┌─ Dataset

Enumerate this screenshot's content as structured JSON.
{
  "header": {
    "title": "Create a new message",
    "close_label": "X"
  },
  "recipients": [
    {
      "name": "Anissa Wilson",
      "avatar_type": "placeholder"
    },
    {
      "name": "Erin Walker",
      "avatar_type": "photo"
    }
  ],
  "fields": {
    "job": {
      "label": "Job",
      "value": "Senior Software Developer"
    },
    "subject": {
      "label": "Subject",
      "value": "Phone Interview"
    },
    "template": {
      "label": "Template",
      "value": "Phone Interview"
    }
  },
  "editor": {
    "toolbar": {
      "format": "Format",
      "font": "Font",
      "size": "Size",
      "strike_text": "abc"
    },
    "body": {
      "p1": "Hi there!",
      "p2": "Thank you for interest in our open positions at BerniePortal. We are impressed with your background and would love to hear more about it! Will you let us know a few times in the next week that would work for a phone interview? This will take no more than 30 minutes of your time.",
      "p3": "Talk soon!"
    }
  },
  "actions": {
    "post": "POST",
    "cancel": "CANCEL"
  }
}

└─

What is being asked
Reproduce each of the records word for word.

Solution to this exercise
Enumerate this screenshot's content as structured JSON.
{
  "header": {
    "title": "Create a new message",
    "close_label": "X"
  },
  "recipients": [
    {
      "name": "Anissa Wilson",
      "avatar_type": "placeholder"
    },
    {
      "name": "Erin Walker",
      "avatar_type": "photo"
    }
  ],
  "fields": {
    "job": {
      "label": "Job",
      "value": "Senior Software Developer"
    },
    "subject": {
      "label": "Subject",
      "value": "Phone Interview"
    },
    "template": {
      "label": "Template",
      "value": "Phone Interview"
    }
  },
  "editor": {
    "toolbar": {
      "format": "Format",
      "font": "Font",
      "size": "Size",
      "strike_text": "abc"
    },
    "body": {
      "p1": "Hi there!",
      "p2": "Thank you for interest in our open positions at BerniePortal. We are impressed with your background and would love to hear more about it! Will you let us know a few times in the next week that would work for a phone interview? This will take no more than 30 minutes of your time.",
      "p3": "Talk soon!"
    }
  },
  "actions": {
    "post": "POST",
    "cancel": "CANCEL"
  }
}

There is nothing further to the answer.